* **Exercise description**:
Once the pictures are set aside, reproduce the remaining data exactly.

* **Stored data entries**:

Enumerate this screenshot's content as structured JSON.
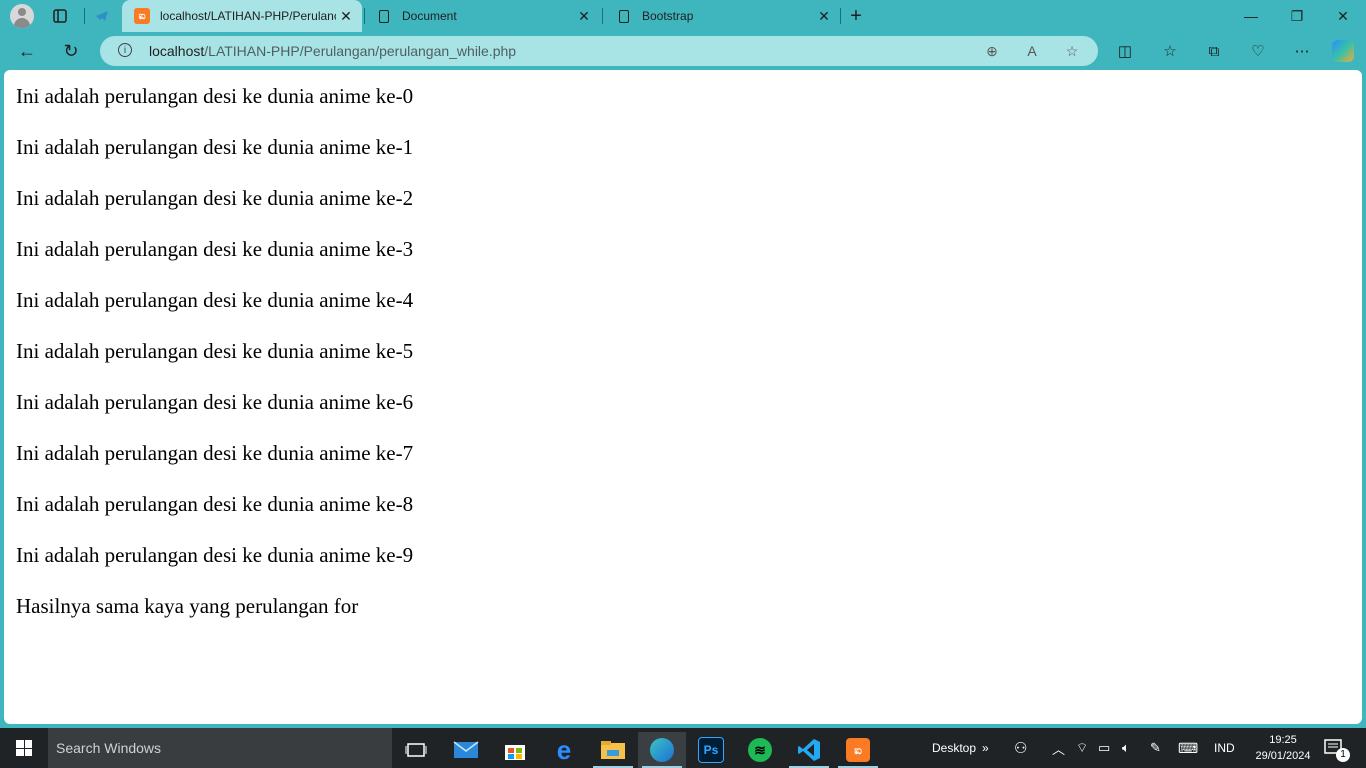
{
  "browser": {
    "tabs": [
      {
        "title": "localhost/LATIHAN-PHP/Perulanc",
        "favicon": "xampp-icon",
        "active": true
      },
      {
        "title": "Document",
        "favicon": "document-icon",
        "active": false
      },
      {
        "title": "Bootstrap",
        "favicon": "document-icon",
        "active": false
      }
    ],
    "new_tab_label": "+",
    "url_host": "localhost",
    "url_path": "/LATIHAN-PHP/Perulangan/perulangan_while.php"
  },
  "page": {
    "lines": [
      "Ini adalah perulangan desi ke dunia anime ke-0",
      "Ini adalah perulangan desi ke dunia anime ke-1",
      "Ini adalah perulangan desi ke dunia anime ke-2",
      "Ini adalah perulangan desi ke dunia anime ke-3",
      "Ini adalah perulangan desi ke dunia anime ke-4",
      "Ini adalah perulangan desi ke dunia anime ke-5",
      "Ini adalah perulangan desi ke dunia anime ke-6",
      "Ini adalah perulangan desi ke dunia anime ke-7",
      "Ini adalah perulangan desi ke dunia anime ke-8",
      "Ini adalah perulangan desi ke dunia anime ke-9",
      "Hasilnya sama kaya yang perulangan for"
    ]
  },
  "taskbar": {
    "search_placeholder": "Search Windows",
    "desktop_label": "Desktop",
    "language": "IND",
    "time": "19:25",
    "date": "29/01/2024",
    "notification_count": "1"
  },
  "colors": {
    "accent": "#3fb6bd",
    "tab_active": "#a8e3e6",
    "taskbar": "#1f2326"
  }
}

* **Response below**:
Enumerate this screenshot's content as structured JSON.
{
  "browser": {
    "tabs": [
      {
        "title": "localhost/LATIHAN-PHP/Perulanc",
        "favicon": "xampp-icon",
        "active": true
      },
      {
        "title": "Document",
        "favicon": "document-icon",
        "active": false
      },
      {
        "title": "Bootstrap",
        "favicon": "document-icon",
        "active": false
      }
    ],
    "new_tab_label": "+",
    "url_host": "localhost",
    "url_path": "/LATIHAN-PHP/Perulangan/perulangan_while.php"
  },
  "page": {
    "lines": [
      "Ini adalah perulangan desi ke dunia anime ke-0",
      "Ini adalah perulangan desi ke dunia anime ke-1",
      "Ini adalah perulangan desi ke dunia anime ke-2",
      "Ini adalah perulangan desi ke dunia anime ke-3",
      "Ini adalah perulangan desi ke dunia anime ke-4",
      "Ini adalah perulangan desi ke dunia anime ke-5",
      "Ini adalah perulangan desi ke dunia anime ke-6",
      "Ini adalah perulangan desi ke dunia anime ke-7",
      "Ini adalah perulangan desi ke dunia anime ke-8",
      "Ini adalah perulangan desi ke dunia anime ke-9",
      "Hasilnya sama kaya yang perulangan for"
    ]
  },
  "taskbar": {
    "search_placeholder": "Search Windows",
    "desktop_label": "Desktop",
    "language": "IND",
    "time": "19:25",
    "date": "29/01/2024",
    "notification_count": "1"
  },
  "colors": {
    "accent": "#3fb6bd",
    "tab_active": "#a8e3e6",
    "taskbar": "#1f2326"
  }
}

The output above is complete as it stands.